» TASK DESCRIPTION
Look through the listing below for the string "title". Show each line where it occurs.
---+---
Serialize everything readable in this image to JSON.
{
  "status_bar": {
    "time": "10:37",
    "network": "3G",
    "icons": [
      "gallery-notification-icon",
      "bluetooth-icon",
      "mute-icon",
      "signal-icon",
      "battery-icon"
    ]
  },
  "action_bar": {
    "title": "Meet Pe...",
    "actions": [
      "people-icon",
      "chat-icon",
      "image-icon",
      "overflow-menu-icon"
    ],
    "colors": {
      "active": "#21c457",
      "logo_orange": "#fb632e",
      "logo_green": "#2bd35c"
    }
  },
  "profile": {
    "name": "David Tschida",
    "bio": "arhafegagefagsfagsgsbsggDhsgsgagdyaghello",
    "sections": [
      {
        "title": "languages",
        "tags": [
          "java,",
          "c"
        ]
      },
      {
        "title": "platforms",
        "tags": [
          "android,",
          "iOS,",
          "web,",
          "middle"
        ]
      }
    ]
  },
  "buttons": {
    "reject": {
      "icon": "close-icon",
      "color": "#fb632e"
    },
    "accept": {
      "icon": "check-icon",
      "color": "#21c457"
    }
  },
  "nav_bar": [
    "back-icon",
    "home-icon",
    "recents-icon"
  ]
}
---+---
» REPLY
    "title": "Meet Pe...",
        "title": "languages",
        "title": "platforms",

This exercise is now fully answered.